The international movement to boycott, divest and sanction (BDS) — which evokes the sexual practices known as bondage and discipline — have concentrated their efforts in laser-like fashion on Leonard Cohen, the bard of Montreal who quickly sold out 47,000 tickets for his Sept. 24 Tel Aviv concert.
Blogs and social networking sites have been campaigning to deter Cohen from playing Israel, while other top-rank artists perform in the Jewish state with nary a whimper from the activists. Apparently, the BDS activists think of Leonard Cohen as someone attuned to their cause.
- Leonard Cohen (WireImage.com)
In Canada’s National Post newspaper this week, Chris Selley writes in astonished tones that theÂ Palestinian Campaign for the Academic and Cultural Boycott of Israel (PACBI) has derided Leonard Cohen as an “enemy of human rights, obstacle to peace, reminder of suffering. I consider myself pretty jaded, but these are astonishing smears. Cohen is a 74-year-old mensch of the first order, and author of some of the most universally appealing, enduring and, it must be said, all-but-completely apolitical popular songs ever written.”
On the special treatment accorded Cohen by the BDS movement, Selley notes:
It’s interesting to compare Cohen’s upcoming trip to the Holy Land to the one Madonna recently undertook. Madge’s latest world tour, which wrapped up last week in Tel Aviv, was called “Sticky and Sweet.” All evidence suggests the proceeds went toward expanding her inestimable fortune. Cohen’s upcoming gig is entitled “A Concert for Reconciliation, Tolerance and Peace.” Proceeds will go to a fund of the same name, established by Cohen, whose mission is “to provide financial support for organizations and individuals working to achieve reconciliation, tolerance and peace between Israelis and Palestinians and thereby advance the recognition and full expression of human rights in this region.” Among the beneficiaries will be The Parents Circle — Families Forum, which unites bereaved Palestinian and Israeli parents, and generally promotes peace by arranging positive encounters between people who might otherwise have considered each other enemies.
The BDS activists have succeeded in convincing Amnesty International to withdraw its participation from Cohen’s benefit concert.

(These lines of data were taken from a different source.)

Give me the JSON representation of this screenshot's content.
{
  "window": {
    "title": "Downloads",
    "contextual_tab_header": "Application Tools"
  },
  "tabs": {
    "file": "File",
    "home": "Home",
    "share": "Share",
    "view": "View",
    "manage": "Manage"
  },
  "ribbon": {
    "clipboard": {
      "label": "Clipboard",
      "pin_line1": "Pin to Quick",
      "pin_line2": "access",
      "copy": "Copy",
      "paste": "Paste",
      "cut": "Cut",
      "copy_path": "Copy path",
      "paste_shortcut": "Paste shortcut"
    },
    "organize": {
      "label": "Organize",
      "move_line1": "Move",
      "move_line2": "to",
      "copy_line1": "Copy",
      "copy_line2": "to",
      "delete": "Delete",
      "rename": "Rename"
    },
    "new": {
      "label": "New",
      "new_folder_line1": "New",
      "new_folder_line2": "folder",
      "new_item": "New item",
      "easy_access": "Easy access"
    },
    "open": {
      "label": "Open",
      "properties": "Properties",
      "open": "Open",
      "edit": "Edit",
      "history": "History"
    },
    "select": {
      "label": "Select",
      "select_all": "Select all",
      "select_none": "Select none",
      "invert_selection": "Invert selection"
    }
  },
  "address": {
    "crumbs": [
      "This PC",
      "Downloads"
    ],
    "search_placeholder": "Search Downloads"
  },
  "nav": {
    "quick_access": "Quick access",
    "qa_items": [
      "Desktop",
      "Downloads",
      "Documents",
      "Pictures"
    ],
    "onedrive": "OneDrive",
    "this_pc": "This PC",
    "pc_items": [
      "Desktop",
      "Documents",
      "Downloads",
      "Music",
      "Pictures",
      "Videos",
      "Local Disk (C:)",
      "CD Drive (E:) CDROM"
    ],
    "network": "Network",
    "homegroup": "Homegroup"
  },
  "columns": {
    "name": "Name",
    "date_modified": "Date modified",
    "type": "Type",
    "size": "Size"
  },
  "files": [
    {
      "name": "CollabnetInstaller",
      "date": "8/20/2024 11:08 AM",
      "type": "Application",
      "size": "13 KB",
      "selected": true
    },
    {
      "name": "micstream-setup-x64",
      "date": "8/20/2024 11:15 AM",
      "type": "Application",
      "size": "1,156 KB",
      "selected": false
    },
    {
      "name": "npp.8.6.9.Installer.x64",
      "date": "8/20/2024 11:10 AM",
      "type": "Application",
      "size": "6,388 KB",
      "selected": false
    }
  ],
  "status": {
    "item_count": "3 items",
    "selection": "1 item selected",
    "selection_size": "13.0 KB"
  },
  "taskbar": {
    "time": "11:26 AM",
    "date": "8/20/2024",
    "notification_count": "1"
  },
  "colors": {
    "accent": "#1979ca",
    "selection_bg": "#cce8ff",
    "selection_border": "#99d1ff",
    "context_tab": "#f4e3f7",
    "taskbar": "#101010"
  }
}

While PACBI takes credit for Amnesty’s decision,Â Â Curt Goering, Amnesty International USA’s deputy executive director, told The Jerusalem Post that “it wasn’t this that has led us to change our approach to this issue. Amnesty doesn’t take a position on cultural or other boycotts; we do advocate sanctions in certain circumstances — we did call earlier this year for an arms embargo on both Israel and Palestine, but we don’t take a position on any cultural boycott… It was only following the lack of support from Israeli and Palestinian NGOs that we decided not to continue our support.”
In any case, Leonard Cohen will play to a packed Ramat Gan Stadium, and varied groups will continue their work for Israeli-Palestinian reconciliation — or not. — Mordecai Specktor